## Task description
Copy every line from the records below that holds the word "true".
= = =
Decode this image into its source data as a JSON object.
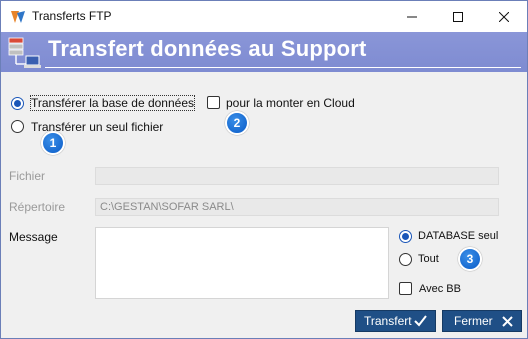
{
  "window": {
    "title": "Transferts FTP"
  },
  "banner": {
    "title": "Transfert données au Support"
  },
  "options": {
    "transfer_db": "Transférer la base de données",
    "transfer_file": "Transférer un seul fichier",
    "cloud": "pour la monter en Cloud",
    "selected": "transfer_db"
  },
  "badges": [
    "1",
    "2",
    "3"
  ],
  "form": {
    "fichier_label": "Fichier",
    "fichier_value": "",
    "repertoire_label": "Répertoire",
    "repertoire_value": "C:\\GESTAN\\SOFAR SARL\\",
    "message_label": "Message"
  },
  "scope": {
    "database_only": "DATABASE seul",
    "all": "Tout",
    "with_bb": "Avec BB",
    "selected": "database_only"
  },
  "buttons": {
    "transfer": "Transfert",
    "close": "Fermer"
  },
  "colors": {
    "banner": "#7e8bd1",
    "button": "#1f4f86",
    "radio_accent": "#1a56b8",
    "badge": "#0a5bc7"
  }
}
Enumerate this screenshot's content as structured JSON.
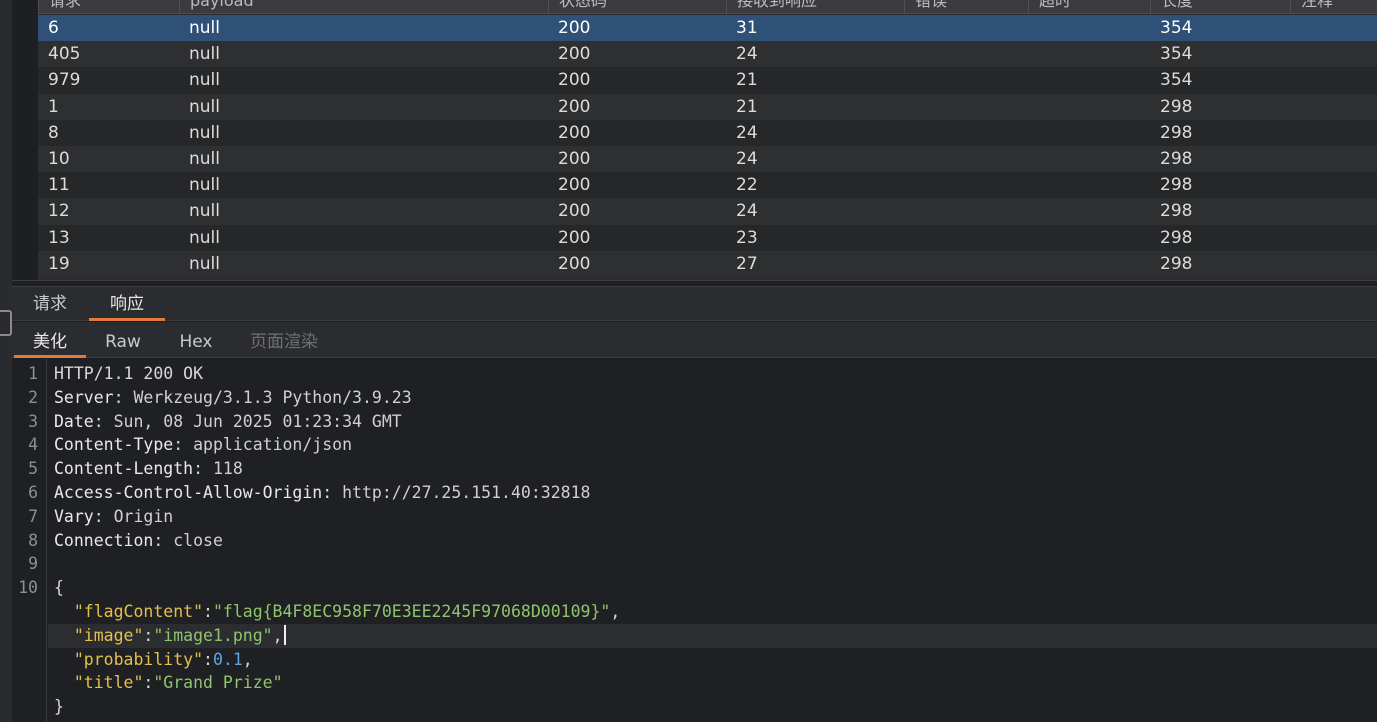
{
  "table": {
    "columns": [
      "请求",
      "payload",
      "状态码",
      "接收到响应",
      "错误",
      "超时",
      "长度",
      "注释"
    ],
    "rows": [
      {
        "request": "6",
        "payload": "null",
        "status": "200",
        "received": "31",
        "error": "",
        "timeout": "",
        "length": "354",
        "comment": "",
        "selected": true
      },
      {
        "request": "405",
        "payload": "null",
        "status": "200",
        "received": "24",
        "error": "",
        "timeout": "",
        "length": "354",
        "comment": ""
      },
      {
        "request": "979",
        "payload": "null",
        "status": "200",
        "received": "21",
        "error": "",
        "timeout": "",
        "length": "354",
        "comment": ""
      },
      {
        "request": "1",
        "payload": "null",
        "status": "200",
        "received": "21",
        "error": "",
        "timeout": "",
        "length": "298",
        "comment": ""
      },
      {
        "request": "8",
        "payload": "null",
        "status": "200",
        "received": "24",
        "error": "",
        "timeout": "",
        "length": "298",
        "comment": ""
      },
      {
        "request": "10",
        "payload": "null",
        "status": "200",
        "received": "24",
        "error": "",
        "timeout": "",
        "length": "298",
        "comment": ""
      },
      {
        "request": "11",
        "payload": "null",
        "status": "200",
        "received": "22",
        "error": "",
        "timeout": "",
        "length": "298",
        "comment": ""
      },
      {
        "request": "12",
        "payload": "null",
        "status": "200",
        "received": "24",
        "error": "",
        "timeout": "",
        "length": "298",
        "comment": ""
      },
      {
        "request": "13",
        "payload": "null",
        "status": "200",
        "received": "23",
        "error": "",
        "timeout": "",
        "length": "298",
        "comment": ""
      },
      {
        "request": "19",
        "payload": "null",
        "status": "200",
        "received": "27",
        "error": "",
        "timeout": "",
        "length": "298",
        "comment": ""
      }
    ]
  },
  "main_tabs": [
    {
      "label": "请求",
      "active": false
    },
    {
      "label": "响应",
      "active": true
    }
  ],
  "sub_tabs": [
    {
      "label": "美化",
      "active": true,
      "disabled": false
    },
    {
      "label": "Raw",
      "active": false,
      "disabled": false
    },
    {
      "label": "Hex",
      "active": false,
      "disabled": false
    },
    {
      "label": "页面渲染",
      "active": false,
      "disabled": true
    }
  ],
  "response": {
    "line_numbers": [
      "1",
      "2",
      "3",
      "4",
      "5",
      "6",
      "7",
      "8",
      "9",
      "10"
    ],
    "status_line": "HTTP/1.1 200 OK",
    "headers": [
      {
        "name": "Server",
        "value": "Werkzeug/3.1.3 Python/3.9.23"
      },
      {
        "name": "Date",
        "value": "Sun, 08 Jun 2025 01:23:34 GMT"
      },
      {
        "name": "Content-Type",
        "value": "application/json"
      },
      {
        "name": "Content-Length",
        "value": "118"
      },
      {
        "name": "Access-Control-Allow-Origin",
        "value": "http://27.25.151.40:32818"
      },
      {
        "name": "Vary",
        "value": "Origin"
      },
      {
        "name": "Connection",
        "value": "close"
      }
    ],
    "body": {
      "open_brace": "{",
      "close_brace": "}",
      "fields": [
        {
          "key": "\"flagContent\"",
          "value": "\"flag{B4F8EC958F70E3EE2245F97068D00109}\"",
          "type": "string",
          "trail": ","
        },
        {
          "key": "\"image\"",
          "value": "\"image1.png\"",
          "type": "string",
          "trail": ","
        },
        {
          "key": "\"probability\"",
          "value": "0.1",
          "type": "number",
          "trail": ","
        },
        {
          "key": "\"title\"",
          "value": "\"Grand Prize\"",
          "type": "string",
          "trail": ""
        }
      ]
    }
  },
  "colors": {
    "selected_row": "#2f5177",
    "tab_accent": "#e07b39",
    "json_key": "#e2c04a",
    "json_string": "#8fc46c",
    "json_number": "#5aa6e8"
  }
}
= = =
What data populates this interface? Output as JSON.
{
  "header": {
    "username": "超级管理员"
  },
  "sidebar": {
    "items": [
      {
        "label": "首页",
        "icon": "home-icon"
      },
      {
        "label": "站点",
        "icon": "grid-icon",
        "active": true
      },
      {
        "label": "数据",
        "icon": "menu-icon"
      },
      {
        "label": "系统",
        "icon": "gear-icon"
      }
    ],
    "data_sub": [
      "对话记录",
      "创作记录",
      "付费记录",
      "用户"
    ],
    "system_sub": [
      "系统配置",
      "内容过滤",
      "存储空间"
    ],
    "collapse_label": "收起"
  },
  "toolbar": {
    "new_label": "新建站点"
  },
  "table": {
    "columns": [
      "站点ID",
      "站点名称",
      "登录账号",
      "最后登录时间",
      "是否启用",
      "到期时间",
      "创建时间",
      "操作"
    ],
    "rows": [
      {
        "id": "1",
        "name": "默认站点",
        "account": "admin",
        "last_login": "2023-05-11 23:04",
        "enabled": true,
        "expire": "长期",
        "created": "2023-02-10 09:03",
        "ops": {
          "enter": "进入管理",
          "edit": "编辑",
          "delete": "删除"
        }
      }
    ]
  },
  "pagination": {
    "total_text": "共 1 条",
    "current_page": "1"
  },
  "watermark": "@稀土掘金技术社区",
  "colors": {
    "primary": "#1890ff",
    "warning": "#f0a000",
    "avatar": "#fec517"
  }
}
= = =
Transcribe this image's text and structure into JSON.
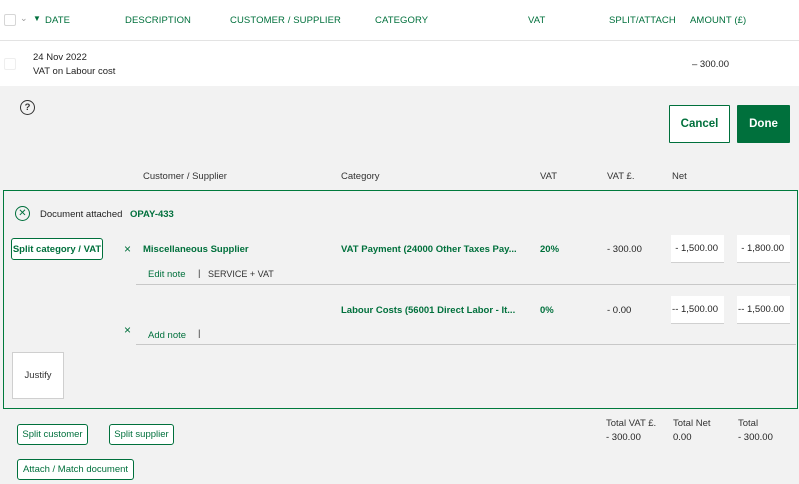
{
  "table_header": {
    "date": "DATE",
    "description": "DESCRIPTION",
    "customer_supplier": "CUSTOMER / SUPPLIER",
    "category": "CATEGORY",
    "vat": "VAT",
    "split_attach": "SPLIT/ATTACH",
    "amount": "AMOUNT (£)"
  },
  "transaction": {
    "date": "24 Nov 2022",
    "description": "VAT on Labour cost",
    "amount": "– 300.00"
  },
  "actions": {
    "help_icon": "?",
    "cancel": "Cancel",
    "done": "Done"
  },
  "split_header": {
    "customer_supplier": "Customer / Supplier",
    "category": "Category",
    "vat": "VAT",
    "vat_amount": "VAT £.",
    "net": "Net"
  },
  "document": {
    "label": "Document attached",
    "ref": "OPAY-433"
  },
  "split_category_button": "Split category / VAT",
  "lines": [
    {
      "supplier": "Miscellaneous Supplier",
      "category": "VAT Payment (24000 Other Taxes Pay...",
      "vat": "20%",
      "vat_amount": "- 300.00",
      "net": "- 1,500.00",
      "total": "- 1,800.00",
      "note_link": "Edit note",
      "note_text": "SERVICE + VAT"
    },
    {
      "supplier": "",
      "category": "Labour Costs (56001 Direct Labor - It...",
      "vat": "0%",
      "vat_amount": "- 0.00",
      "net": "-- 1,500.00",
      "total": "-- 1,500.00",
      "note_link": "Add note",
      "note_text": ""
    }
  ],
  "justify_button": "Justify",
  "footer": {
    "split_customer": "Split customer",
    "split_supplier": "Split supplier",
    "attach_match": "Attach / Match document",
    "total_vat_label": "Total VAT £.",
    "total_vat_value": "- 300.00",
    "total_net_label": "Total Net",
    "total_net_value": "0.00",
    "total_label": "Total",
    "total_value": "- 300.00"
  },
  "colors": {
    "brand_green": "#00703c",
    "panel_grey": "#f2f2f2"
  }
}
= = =
## Solution
        "selected": true
      "active": true
      "active": true,
      "disabled": true
        "active": true
        "enabled": true,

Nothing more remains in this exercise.